Recessionary Impact on Education: 2008 Versus 2020
In the past two months, the U.S. saw a sharp 35% decline in the equity markets driven by the COVID-19 pandemic as well as global oil market turmoil. By comparison, the 2008 Great Recession saw a nearly 50% drop in the markets due to the collapse of the housing market. Despite having very different catalysts, both recessions resulted in sweeping impacts to most sectors of the broader economy. Let’s look at how 2008 impacted the education sector and whether we should anticipate similar effects in 2020.

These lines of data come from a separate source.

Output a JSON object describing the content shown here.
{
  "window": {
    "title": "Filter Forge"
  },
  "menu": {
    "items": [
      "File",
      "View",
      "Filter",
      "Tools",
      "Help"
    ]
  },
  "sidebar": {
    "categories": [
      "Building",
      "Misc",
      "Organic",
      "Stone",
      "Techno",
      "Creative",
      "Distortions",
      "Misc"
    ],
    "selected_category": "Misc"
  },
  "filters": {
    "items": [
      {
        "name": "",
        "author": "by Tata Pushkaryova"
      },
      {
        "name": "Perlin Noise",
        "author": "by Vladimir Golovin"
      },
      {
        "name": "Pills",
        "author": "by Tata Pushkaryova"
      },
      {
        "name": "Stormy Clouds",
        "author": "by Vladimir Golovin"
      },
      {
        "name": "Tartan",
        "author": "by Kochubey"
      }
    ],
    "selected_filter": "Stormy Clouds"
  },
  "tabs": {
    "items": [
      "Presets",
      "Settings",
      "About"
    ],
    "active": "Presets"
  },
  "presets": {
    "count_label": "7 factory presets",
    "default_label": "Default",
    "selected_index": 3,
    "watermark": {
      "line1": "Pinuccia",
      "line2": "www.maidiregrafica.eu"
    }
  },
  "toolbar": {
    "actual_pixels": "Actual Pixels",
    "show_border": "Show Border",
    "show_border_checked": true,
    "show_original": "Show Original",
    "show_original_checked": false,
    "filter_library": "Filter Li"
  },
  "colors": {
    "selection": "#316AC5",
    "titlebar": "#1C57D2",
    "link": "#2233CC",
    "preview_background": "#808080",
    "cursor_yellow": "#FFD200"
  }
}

Following the Great Recession in 2008, the 2009/2010 school years marked the first time in 50 years when education spending contracted nationwide. K-12 spending declined from $610 billion to $601 billion from 2010 to 2012* and did not exceed 2009 levels again for five years. The greatest impact on schools and students occurred from 2010 to 2012, representing a noticeable delay from the effects felt by the general economy. How so? A couple of variables were at play.
- First, federal stimulus funds provided nearly $100 billion to the Department of Education with the purpose of delivering emergency funds to states. Nearly two-thirds of that money was awarded by late 2009, which then buffered education budgets through 2010. However, the expiration and roll-off of these funds in 2011 and 2012 were then felt throughout the U.S. education system.
- Tax revenues directed toward education by state and local governments also influenced the delayed effect on education. State tax structures vary widely, driven primarily by sales and income taxes, while local budgets are supported primarily by property taxes. Assessed property values often lag market values, which helps to support property tax revenues in a recession, at least initially. However, in a multi-year recession, property values and corresponding tax revenues will eventually decline. This funding dynamic upheld education funding at the local level during the worst years of the Great Recession. Consequently, the education market was subsequently impacted in an “echo fashion” and to a lesser degree than the broader market from 2010 to 2012. School budgets tightened due to the ongoing decline of local tax receipts and without additional federal aid.
So, will the COVID-19-induced recession in 2020 have the same effects on education as those seen in 2008 through 2012? First and foremost, it is generally understood that faster falls of the economic markets lead to shorter recoveries. So far, the 2020 bear market is less extreme in percentages, but the month-long window of declines is also much shorter in comparison to the slow and steady 16-month decline from mid-2007 to early 2009. While no one can predict with certainty if the bottom has already been reached, the steep drop in the markets thus far are much more sudden than in the prior Great Recession. While sales and income tax revenues will certainly be impacted by the COVID-19 pandemic, assessed home values and associated property tax revenues are less likely to be affected if the recovery occurs within one year, which suggests education funding will also be less impacted.
Furthermore, the 2020 CARES Act earmarked over $43 billion in stimulus funding for education, with approximately $14 billion dedicated to K-12. This figure represents a fraction of the $100 billion in education funding from the American Recovery and Reinvestment Act of 2009 (“ARRA”). When we refer back to the time span of the Great Recession, a majority of ARRA education funding was intended to shore up state funding for public schools. It was a tremendous cost to restore the total level of public education funding for 2010, 2011 and 2012 to that of 2008 and 2009 levels. Education experts question whether $14 billion in federal stimulus is enough for sustained support of weeks, or potentially months, of school closures. That said, there may be potential for additional funding for education in future phases of the stimulus package if they occur.
As the saying goes, ‘only time will tell.’ If this recession lasts only a matter of months, public education spending may not see any decline at all. The question is less about whether public education funding will survive this economic downturn, but how far the government will have to step up to maintain status quo for students across the U.S.
Source: NCES, Department of Education